Section 13: Recommendations
Height Limit: The Wind Advisory Committee recommends that any premises-use turbine does not exceed 120 feet from grade to the tip of the blade.
Capacity: The Wind Advisory Committee recommends that the output of nameplate capacity be limited to 10 KW for residential and 30 KW for agricultural/business use.
Excess: In order to comply with the intent that the output be primarily for premises use, the Wind Advisory Committee recommends that the rated name capacity be restricted to the smallest unit available to cover the intended premises use.
Noise: The Wind Advisory Committee recommends that the noise limit of any wind turbine shall not exceed 5 dB above ambient at any lot line and the nearest inhabited residence. The ambient level shall be established by the applicant prior to the submission of an application by a protocol to be determined.
Flicker: The Wind Advisory Committee recommends that the By-law shall not allow any flicker affecting occupied buildings.
Aesthetics: The Wind Advisory Committee recommends to the Planning Board that they take visual impacts and property values considerations into account in the permitting process.
Setback: The Wind Advisory Committee recommends that the setback be double the height of the blade tip from any roadway, structure, or property line.
Certification: The Wind Advisory Committee recommends that any premises-use wind turbine must be an approved turbine on the list certified by the Small Wind Certification Council or other certification agency as approved by the State of Massachusetts.
One turbine per premise: The Wind Advisory Committee recommends that only one turbine be allowed per premises.
Audible amplitude modulation – results of field measurements and investigations compared to psycho-acoustical assessment and theoretical research
Author: Stigwood, Mike; Large, Sarah; and Stigwood, Duncan

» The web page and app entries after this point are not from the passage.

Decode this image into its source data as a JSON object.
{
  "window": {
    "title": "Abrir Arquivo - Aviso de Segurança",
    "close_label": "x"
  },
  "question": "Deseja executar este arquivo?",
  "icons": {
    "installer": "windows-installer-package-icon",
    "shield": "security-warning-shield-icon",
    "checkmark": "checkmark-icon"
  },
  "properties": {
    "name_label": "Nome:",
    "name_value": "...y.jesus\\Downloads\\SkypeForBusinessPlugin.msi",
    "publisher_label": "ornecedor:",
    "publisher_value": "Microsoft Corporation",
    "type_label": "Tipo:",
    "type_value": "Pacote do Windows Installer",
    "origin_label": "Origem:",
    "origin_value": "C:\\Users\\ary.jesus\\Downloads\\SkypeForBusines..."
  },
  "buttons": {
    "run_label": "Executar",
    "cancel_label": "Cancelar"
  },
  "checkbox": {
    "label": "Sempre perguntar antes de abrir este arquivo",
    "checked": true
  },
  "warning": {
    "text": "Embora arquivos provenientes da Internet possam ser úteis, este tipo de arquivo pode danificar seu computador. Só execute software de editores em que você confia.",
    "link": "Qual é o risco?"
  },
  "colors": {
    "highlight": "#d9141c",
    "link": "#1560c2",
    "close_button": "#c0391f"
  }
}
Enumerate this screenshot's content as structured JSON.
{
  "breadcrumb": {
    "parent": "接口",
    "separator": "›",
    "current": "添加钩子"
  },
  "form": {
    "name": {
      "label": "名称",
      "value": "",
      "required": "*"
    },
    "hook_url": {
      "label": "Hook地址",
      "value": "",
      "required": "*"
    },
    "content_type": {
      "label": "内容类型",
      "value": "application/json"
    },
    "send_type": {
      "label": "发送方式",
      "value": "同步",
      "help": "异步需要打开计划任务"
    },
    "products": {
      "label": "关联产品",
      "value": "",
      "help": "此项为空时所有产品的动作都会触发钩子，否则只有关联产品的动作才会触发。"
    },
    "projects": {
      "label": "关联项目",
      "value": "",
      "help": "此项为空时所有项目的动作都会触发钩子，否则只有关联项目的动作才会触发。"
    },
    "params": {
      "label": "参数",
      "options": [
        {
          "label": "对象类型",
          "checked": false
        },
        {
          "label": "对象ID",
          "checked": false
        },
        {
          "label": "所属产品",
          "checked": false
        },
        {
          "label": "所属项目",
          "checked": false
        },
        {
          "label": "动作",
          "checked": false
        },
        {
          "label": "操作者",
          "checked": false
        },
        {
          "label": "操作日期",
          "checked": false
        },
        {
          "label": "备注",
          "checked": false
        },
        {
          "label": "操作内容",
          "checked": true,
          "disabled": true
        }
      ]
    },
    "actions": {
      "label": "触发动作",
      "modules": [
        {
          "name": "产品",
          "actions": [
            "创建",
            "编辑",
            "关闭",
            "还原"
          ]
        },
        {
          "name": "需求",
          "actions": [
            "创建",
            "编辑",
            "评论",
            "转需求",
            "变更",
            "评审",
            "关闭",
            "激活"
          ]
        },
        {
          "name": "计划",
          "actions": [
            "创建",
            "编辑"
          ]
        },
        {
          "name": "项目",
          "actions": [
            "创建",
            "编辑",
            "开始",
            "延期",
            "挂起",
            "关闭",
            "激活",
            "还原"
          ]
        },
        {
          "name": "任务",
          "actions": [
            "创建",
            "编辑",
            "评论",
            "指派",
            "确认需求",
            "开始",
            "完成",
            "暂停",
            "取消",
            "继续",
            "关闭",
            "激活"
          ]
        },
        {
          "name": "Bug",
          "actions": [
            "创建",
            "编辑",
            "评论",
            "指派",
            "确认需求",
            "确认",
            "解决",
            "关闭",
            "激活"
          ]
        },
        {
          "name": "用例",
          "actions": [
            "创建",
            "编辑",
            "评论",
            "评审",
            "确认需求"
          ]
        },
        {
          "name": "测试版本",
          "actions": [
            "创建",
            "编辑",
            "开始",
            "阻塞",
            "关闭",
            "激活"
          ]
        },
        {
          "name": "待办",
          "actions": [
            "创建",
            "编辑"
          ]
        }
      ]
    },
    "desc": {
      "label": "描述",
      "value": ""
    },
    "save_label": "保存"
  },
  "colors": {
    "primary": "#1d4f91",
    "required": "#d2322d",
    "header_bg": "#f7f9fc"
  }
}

In the UK the cause of amplitude modulation (AM) and the ability to predict its occurrence is considered abstruse by many. Few have experienced or measured AM and yet conclusions are frequently made asserting that it is rare and that any action to counter its effects is limited by minimal knowledge surrounding its nature and cause. This paper aims to advance current knowledge and opinion of AM. Methods used to successfully investigate AM are confirmed. AM should be measured during evening (after sunset), night time or early morning periods. Meteorological effects, such as atmospheric stability, which lead to downward refraction resulting from changes in the sound speed gradient alter the character and level of AM measured. AM is generated by all wind turbines including single turbines. Propagation conditions, mostly affected by meteorology, and the occurrence of localised heightened noise zones determine locations that will be affected. Measurements from eleven wind farms have been presented and discussed in relation to current research and theory. Findings confirm that AM occurrence is frequent and can readily be identified in the field by measuring under suitable conditions and using appropriate equipment and settings. Audible features of AM including frequency content and periodicity vary both within and between wind farms. Noise character can differ considerably within a short time period. The constant change in AM character increases attention and cognitive appraisal and reappraisal, inhibiting acclimatisation to the sound. It is advised that those responsible for approving and enforcing wind energy development improve their understanding of the character and impact of AM. This can be achieved by attending a listening room experience which has been trialled and is discussed in this paper.
Mike Stigwood, Sarah Large and Duncan Stigwood
MAS Environmental Ltd, Cambridge, UK
Presented at the 5th International Conference on Wind Turbine Noise, Denver, 28-30 August 2013